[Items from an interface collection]
+++
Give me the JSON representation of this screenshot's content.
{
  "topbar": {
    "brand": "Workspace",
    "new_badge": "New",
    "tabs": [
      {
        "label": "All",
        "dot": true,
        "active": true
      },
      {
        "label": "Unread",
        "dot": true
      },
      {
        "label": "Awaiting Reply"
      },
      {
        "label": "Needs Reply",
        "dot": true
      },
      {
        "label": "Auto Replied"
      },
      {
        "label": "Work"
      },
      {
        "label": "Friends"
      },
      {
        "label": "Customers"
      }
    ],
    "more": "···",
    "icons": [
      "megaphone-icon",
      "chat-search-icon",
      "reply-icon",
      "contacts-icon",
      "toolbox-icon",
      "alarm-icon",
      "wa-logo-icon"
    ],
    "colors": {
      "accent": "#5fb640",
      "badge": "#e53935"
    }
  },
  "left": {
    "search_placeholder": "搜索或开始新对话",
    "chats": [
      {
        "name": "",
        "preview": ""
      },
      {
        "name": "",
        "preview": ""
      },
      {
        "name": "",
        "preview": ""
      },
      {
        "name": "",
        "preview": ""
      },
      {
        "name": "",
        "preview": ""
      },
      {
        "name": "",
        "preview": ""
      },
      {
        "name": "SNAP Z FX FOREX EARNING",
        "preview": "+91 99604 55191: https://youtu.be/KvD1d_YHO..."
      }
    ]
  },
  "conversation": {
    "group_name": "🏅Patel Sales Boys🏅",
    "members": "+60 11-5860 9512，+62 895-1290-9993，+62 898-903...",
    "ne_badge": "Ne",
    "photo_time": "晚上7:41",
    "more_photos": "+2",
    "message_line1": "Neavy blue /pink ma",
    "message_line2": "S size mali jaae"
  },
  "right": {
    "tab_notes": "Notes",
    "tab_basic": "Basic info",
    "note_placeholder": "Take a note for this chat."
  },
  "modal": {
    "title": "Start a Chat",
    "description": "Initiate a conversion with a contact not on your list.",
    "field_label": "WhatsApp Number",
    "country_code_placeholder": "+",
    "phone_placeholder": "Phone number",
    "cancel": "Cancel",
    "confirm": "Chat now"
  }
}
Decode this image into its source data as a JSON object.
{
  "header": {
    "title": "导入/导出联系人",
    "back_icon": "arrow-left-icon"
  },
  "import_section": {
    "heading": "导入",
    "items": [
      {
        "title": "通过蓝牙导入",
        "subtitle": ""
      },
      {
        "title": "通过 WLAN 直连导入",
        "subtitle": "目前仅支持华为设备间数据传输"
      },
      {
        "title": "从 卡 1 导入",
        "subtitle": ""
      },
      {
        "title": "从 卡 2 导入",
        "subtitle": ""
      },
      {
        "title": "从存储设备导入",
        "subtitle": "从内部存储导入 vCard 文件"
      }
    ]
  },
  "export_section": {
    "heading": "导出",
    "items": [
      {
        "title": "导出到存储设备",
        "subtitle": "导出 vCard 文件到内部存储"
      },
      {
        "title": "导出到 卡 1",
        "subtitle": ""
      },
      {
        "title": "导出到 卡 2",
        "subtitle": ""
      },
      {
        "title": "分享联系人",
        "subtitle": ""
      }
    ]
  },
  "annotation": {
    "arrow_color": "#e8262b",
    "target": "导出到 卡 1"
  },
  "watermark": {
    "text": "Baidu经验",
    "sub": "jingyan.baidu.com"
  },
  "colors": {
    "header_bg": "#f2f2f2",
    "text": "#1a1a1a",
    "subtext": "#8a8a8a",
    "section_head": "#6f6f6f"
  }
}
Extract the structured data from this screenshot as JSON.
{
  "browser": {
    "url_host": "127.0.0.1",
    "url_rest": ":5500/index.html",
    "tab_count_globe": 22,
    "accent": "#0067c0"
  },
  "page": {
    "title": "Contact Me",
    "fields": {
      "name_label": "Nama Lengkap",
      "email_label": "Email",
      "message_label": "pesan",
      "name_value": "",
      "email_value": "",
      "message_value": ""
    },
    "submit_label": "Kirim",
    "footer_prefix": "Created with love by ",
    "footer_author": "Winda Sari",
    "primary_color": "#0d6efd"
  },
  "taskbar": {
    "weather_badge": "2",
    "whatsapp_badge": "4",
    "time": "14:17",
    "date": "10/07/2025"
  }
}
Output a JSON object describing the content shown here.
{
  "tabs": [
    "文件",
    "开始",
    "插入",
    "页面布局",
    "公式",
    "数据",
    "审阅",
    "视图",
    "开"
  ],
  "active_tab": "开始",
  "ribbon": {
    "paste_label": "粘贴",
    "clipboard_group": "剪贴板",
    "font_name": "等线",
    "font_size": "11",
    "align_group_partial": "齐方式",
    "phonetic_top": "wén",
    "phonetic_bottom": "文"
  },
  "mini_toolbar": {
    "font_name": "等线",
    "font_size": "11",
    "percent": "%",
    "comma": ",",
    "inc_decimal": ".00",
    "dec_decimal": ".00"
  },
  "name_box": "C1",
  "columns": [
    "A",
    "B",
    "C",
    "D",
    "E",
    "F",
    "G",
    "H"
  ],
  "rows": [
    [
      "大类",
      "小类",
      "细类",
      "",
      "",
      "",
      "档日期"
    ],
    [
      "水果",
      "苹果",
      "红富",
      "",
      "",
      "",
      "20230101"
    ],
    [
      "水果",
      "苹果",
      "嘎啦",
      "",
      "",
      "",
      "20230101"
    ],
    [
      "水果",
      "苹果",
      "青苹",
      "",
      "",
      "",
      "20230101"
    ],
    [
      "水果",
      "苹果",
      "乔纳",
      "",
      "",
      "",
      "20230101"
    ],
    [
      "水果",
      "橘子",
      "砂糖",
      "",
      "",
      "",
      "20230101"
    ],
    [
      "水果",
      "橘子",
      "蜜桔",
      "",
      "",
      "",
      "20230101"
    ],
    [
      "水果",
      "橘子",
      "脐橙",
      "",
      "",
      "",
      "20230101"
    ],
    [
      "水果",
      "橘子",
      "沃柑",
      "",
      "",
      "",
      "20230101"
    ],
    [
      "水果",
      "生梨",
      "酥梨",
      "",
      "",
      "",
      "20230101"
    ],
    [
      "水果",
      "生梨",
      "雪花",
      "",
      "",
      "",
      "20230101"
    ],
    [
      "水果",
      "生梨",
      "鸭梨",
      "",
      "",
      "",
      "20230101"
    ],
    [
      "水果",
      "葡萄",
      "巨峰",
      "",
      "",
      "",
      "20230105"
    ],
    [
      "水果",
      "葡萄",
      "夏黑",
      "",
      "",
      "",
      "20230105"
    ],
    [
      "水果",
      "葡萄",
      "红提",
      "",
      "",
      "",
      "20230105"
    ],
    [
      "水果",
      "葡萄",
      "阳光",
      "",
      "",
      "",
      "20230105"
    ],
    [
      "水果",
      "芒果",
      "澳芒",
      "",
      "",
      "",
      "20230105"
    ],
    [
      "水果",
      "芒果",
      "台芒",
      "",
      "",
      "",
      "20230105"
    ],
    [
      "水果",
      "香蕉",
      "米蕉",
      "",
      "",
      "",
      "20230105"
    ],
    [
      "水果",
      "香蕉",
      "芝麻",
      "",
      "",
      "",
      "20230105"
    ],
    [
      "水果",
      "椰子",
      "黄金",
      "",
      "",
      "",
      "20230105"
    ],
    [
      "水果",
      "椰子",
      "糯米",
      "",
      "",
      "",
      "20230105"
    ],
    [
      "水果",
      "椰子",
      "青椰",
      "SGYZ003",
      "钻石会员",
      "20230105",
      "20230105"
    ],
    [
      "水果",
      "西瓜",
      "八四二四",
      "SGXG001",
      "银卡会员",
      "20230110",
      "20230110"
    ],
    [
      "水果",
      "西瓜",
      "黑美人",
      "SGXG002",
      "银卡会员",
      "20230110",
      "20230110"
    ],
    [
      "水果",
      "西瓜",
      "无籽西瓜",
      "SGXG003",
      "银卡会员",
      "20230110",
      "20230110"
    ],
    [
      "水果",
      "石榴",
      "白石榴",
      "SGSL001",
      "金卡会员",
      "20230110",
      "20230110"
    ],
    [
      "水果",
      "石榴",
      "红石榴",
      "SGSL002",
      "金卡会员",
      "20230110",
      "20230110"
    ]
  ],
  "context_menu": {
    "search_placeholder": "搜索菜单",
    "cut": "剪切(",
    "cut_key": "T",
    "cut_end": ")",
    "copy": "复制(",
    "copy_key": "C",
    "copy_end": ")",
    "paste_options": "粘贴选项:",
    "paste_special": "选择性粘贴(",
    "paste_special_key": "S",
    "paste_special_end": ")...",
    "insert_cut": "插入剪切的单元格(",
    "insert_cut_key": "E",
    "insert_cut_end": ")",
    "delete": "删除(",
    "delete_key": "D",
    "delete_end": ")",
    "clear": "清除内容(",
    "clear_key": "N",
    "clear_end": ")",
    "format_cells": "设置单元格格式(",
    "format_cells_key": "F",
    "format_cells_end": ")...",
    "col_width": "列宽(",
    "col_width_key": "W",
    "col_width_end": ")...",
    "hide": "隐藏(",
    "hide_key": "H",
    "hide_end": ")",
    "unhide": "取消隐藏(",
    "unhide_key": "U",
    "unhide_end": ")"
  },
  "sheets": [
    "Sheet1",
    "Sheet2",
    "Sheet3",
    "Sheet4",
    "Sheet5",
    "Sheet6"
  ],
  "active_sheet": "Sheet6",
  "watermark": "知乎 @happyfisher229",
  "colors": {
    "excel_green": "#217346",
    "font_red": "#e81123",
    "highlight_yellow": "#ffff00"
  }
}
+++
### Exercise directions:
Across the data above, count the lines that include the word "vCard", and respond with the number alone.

### Exercise output:
2